TASK PROMPT: Only the number is wanted: how many lines below contain "Heinz"?

Entries from a dataset of interfaces:

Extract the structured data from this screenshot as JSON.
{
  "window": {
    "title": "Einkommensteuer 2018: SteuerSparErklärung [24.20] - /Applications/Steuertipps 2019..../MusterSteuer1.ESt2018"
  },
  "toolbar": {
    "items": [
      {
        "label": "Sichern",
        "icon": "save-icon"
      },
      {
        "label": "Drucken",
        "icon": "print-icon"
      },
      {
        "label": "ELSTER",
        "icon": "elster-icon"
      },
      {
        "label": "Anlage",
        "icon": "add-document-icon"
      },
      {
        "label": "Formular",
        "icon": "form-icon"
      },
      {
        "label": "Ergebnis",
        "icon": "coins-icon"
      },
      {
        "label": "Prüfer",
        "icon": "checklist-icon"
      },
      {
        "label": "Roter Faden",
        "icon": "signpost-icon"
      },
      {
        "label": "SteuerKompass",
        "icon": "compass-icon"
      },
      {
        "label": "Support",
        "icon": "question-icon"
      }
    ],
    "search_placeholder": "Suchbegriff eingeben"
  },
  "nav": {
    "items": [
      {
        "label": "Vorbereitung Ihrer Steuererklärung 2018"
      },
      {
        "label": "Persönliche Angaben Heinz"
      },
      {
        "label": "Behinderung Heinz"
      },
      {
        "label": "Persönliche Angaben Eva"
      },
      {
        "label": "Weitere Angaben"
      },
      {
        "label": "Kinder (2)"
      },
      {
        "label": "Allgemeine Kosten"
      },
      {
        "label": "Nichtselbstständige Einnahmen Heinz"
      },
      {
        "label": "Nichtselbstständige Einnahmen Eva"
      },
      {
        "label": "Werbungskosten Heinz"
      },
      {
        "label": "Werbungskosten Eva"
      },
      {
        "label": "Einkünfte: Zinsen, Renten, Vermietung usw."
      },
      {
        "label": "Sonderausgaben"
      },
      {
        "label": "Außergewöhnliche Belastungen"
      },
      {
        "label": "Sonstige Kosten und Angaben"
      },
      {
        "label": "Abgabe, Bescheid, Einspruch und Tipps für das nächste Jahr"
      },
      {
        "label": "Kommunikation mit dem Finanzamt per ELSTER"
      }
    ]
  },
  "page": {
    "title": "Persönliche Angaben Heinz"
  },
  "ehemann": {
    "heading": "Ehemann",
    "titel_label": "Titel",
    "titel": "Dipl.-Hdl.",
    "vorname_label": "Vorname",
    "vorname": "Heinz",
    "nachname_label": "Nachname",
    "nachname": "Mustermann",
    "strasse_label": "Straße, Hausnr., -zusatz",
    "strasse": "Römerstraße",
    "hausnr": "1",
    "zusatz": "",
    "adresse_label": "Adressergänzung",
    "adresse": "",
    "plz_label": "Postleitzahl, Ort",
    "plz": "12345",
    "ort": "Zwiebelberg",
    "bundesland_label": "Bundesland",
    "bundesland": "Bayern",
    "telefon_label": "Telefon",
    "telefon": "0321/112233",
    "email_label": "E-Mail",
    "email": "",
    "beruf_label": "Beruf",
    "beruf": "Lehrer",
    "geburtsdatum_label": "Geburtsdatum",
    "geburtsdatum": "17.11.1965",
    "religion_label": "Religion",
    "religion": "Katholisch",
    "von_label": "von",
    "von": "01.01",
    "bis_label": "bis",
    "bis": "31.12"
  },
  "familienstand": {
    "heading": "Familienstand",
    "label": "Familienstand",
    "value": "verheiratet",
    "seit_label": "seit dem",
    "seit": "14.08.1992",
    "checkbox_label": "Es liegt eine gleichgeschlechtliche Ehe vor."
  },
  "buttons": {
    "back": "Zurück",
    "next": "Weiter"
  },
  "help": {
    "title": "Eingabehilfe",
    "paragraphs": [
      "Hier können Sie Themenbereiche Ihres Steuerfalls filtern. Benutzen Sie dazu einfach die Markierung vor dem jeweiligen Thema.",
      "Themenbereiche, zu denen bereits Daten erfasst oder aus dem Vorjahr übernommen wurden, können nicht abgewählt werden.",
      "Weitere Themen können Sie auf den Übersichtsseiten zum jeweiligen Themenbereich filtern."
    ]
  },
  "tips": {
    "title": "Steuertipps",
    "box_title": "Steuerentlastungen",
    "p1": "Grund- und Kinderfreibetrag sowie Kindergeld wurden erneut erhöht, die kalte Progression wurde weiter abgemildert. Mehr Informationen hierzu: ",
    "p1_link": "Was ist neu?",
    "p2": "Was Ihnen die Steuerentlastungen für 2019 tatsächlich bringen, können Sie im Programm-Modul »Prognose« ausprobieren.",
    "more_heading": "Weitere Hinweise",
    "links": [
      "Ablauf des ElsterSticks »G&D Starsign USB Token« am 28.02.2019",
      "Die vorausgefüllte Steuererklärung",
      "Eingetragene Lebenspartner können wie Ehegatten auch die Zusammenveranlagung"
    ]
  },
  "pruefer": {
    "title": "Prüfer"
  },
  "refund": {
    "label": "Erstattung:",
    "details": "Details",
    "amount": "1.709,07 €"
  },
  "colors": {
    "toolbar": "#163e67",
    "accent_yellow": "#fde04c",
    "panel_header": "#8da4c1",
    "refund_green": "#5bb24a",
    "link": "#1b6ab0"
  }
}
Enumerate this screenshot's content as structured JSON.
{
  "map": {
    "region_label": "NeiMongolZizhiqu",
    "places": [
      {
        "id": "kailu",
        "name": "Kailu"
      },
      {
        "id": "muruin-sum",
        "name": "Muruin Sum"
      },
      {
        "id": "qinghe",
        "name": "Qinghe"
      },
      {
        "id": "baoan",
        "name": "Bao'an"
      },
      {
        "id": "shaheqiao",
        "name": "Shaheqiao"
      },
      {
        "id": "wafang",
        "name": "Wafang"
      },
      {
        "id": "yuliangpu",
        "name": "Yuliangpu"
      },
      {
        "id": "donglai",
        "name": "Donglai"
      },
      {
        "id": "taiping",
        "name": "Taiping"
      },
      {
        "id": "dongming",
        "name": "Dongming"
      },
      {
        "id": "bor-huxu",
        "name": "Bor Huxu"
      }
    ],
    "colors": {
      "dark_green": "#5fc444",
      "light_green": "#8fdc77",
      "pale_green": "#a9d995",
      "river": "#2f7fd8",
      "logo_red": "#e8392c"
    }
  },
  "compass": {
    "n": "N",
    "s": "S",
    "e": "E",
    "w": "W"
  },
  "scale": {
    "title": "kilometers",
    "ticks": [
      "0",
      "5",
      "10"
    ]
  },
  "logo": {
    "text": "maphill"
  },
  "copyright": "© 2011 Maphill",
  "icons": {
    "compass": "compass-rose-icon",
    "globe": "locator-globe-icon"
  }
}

SOLUTION FOR THIS PROBLEM: 6